Avoiding idolatry? This is not actually a specific matter of worshiping a false God; there is an idea involved here that as pagan nations surrounding Israel filled their temples with statues that represented their gods, the Israelites might be tempted to do the same thing. Actually, they did. In Exodus 32, there is the famous story of the golden calf. In the story, note that Aaron does not give the calf a funny name and make up a god, they're all taking this statue as being a representation of the deity that brought them out of Egypt! The problem with idolatry is that once God is represented by a hunk of metal, He gets mentally reduced to a hunk of metal, and who has respect for a hunk of metal? This is actually a common theme in many religions, including Hinduism* in some ways, surprisingly: the idea that the deity is so vast and powerful that He/She/It cannot be reduced to a mere representation, but must be left abstract. The Israelites quickly lose their moral focus once God is brought down to a finite representation before them. It should be noted that despite the SAB note in the beginning of that chapter, the only thing Aaron told them to do was give up their earrings. (Not that Aaron is at all faultless here; Moses and God put a lot of the responsibility on him. I'm sure I'll need to address that chapter in specific later on.)
What of apostasy? God puts out a lot of warnings against the Israelites ever turning to other Gods, setting penalties on people who do so or encourage others to do so. Later on, when they take the Promised Land, they drive out all the occupants for numerous reasons, the main one probably being that they are pagans. Well, that's more of a straightforward matter of what I was talking about above; while the true God gives "life, and...more abundantly," other so-called "gods" have either nothing to offer or they have destruction. I'm not completely certain, but it may certainly be the case that God is more likely to punish apostates than infidels. It's one thing to simply not know that the God of Israel is the one true God, and another to know this and willingly turn away. I think that this may be what Paul is talking about in Romans 2, and Jesus hints at a few times. If you know the right thing to do with regards to God, and refuse to do it, how can you stand in comparison to those who were essentially ignorant of the truth, but did the right thing anyway?
The topic of blasphemy is a tough one, because it has many different layers to it, perhaps more so in Judaism than in most other religions. As demonstrated with a humorous effect in the movie Life of Brian, even saying God's name out loud was considered blasphemy, and to this day, observant Jews will not say "the Name" as they refer to it. Why? Because God is considered so great, so majestic and so holy that it simply is not possible to utter His Name with enough reverence to measure up. Now the more modern Christian notion of taking the Lord's name in vain meaning referring to God in a flippant matter, or worse, using "God" or "Jesus" as a curse word, seems downright tame in comparison to the Jewish approach.

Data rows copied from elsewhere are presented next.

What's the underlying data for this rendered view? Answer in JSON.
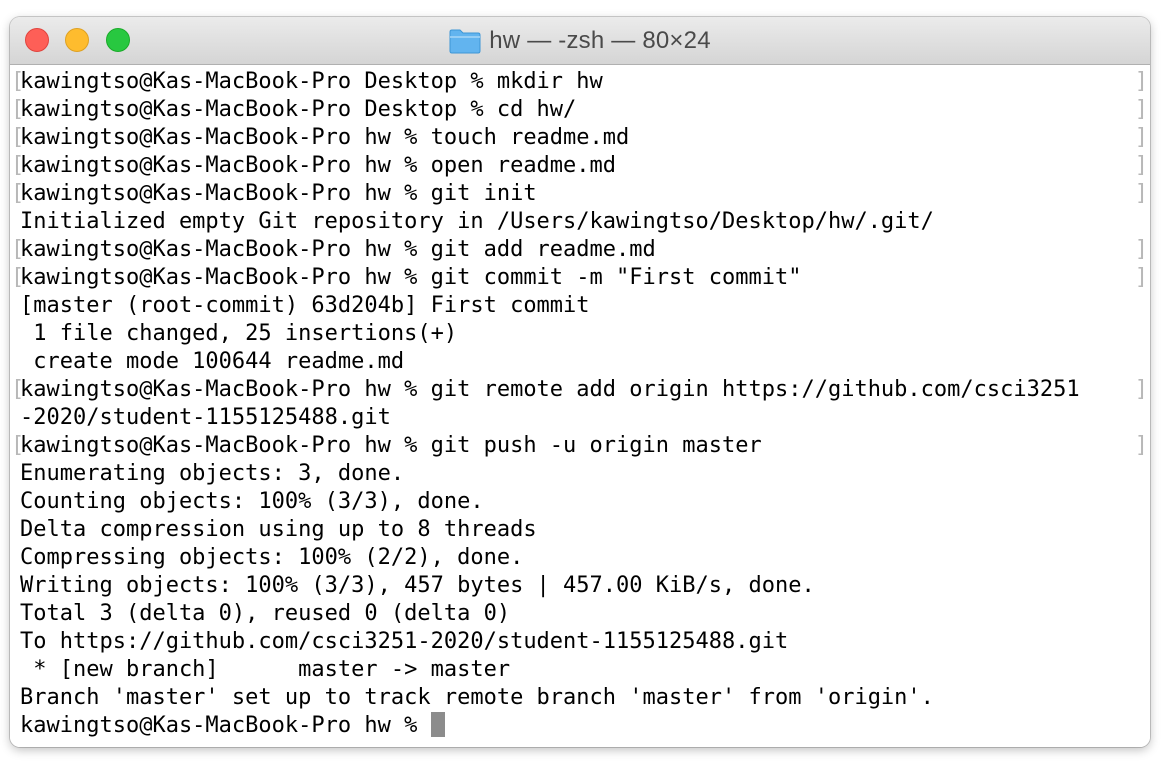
{
  "window": {
    "title": "hw — -zsh — 80×24",
    "folder_icon": "folder-icon"
  },
  "colors": {
    "close": "#fe5f57",
    "minimize": "#febc2e",
    "zoom": "#28c840",
    "folder": "#62b4ef",
    "cursor": "#8c8c8c",
    "mark": "#b8b8b8"
  },
  "terminal": {
    "lines": [
      {
        "text": "kawingtso@Kas-MacBook-Pro Desktop % mkdir hw",
        "marked": true
      },
      {
        "text": "kawingtso@Kas-MacBook-Pro Desktop % cd hw/",
        "marked": true
      },
      {
        "text": "kawingtso@Kas-MacBook-Pro hw % touch readme.md",
        "marked": true
      },
      {
        "text": "kawingtso@Kas-MacBook-Pro hw % open readme.md",
        "marked": true
      },
      {
        "text": "kawingtso@Kas-MacBook-Pro hw % git init",
        "marked": true
      },
      {
        "text": "Initialized empty Git repository in /Users/kawingtso/Desktop/hw/.git/",
        "marked": false
      },
      {
        "text": "kawingtso@Kas-MacBook-Pro hw % git add readme.md",
        "marked": true
      },
      {
        "text": "kawingtso@Kas-MacBook-Pro hw % git commit -m \"First commit\"",
        "marked": true
      },
      {
        "text": "[master (root-commit) 63d204b] First commit",
        "marked": false
      },
      {
        "text": " 1 file changed, 25 insertions(+)",
        "marked": false
      },
      {
        "text": " create mode 100644 readme.md",
        "marked": false
      },
      {
        "text": "kawingtso@Kas-MacBook-Pro hw % git remote add origin https://github.com/csci3251",
        "marked": true
      },
      {
        "text": "-2020/student-1155125488.git",
        "marked": false
      },
      {
        "text": "kawingtso@Kas-MacBook-Pro hw % git push -u origin master",
        "marked": true
      },
      {
        "text": "Enumerating objects: 3, done.",
        "marked": false
      },
      {
        "text": "Counting objects: 100% (3/3), done.",
        "marked": false
      },
      {
        "text": "Delta compression using up to 8 threads",
        "marked": false
      },
      {
        "text": "Compressing objects: 100% (2/2), done.",
        "marked": false
      },
      {
        "text": "Writing objects: 100% (3/3), 457 bytes | 457.00 KiB/s, done.",
        "marked": false
      },
      {
        "text": "Total 3 (delta 0), reused 0 (delta 0)",
        "marked": false
      },
      {
        "text": "To https://github.com/csci3251-2020/student-1155125488.git",
        "marked": false
      },
      {
        "text": " * [new branch]      master -> master",
        "marked": false
      },
      {
        "text": "Branch 'master' set up to track remote branch 'master' from 'origin'.",
        "marked": false
      }
    ],
    "prompt": "kawingtso@Kas-MacBook-Pro hw % ",
    "mark_left": "[",
    "mark_right": "]"
  }
}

But indeed if God is so very Holy that even angels are hesitant to look at Him, His Name ought to be treated with a great deal of respect, far more than even those who consider themselves His followers give it. I talked a bit about how especially in the Bible, a person's "name" was synonymous with their reputation, and who could have a higher reputation than the Creator of the universe and Saviour of humanity?
Anyway, as I have suggested in other places on a handful of other issues, it may be in a large part the case that by God's very nature and His Holiness that what in our original verse sounds like a threat is merely a statement of fact. "Have respect for the law of God or face dire consequences!" may be in a theological sense equivalent to "Have respect for the law of gravity or face dire consequences!" It simply naturally follows.
(*Contrary to outside appearances, Hinduism is, at its root, a monotheistic religion. All of the different deities worshiped in South Asia are in some sense considered to be in actuality manifestations of a singular higher power known as "Brahman".)